Greek Debt – a matter of simple mathematics
Whilst it is quite possible that Ireland could end up in debt servitude for a very long time without catastrophe, the Greek situation is so severe so as to be unmanageable.
Whatever deal is cobbled together – assuming it is approved by the Greek cabinet and parliament – will surely contain some elements of fiction to make the mathematics work.
This happened in Ireland – and although the Troika have applauded Ireland for sticking to their austerity measures the growth rates in the Irish economy are so far off original predictions that some observers believe that a new bailout is inevitable.
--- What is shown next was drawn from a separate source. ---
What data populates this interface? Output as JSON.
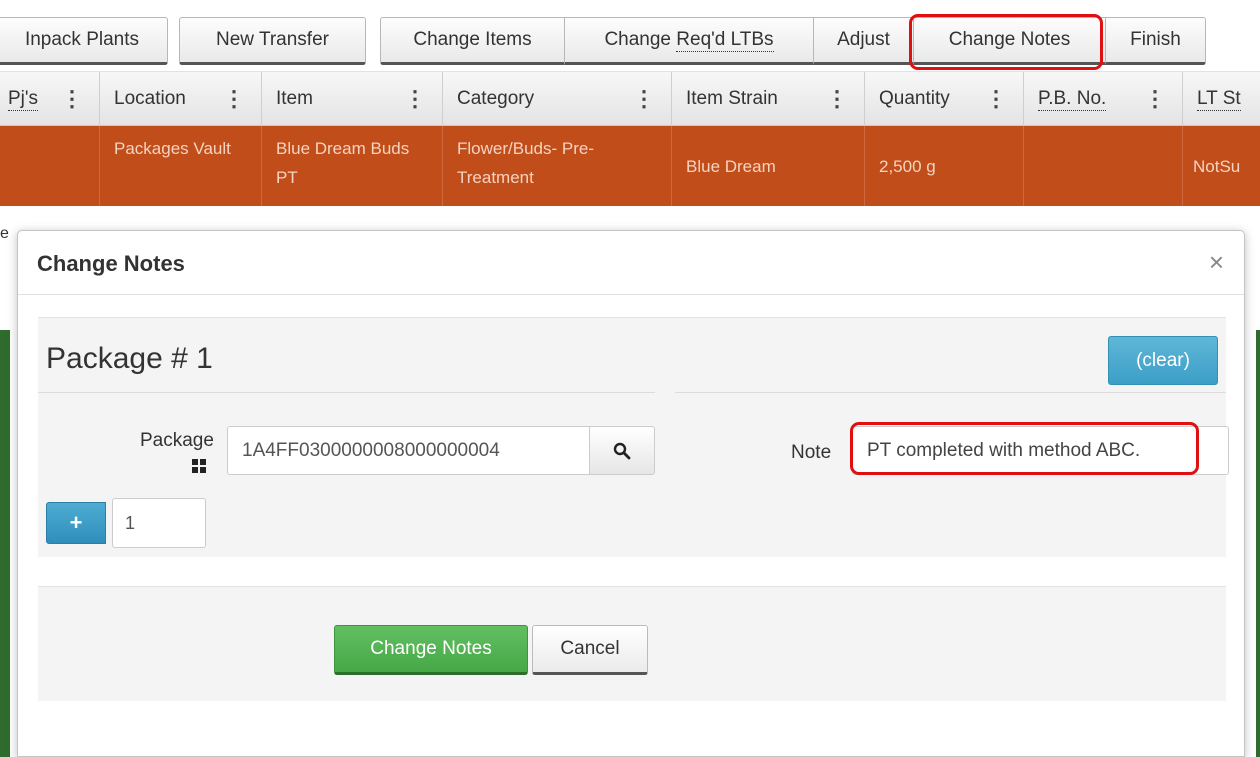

If Europe is still in “extend and pretend” mode, I have no doubt that such a deal could be reached too!
But Ireland is a picnic compared to Greece in terms of basic sovereign finances.
It is clear that the austerity being demanded from the Greeks in return for a deal is so severe so as to make even the technocrat government think twice about agreeing to them. I believe that their nervousness is not a simple matter of apprehension as to how it will play with the volatile Greek public – rather I believe that they are worried about the destimulative effects of those cuts.
This is where we get back to the mathematics. Assuming the Greeks get some part of their debt forgiven, and assuming that they get a decent interest rate, their economy will still need to grow at a fair clip to be able to recover, not just tread water. If you remove a huge amount of public spending, the economy will shrink.
I don’t think this can be done. I cannot see a set of decisions that can make this work.
That doesn’t mean that a deal won’t be announced to great fanfare. Europe is well capable of that. But, like the last Greek deal that didn’t work, the devil is in the detail. We will find, before long, that this solution has not worked either.
UPDATE WEDNESDAY 8th FEB – Reports from Athens and the Wall Street Journal say that the new deal with Greece is targeting a “reduction of Debt/GDP ratio from 160% today to a more sustainable 120% by 2020” (my emphasis). Back to mathematics….all the best economists agree that once debt/GDP reaches 100% in a country, it will hurt long term prospects. Basically the interest payments start to take away from the core functions of government and the resultant tax burden slows things down. A negative spiral results. If this is the target of the new troika deal with the Greeks then even a most basic analysis should find that it doesn’t work. It will be fascinating to see how the “markets” react, given all the money and supposed talent they have on hand to look at these matters.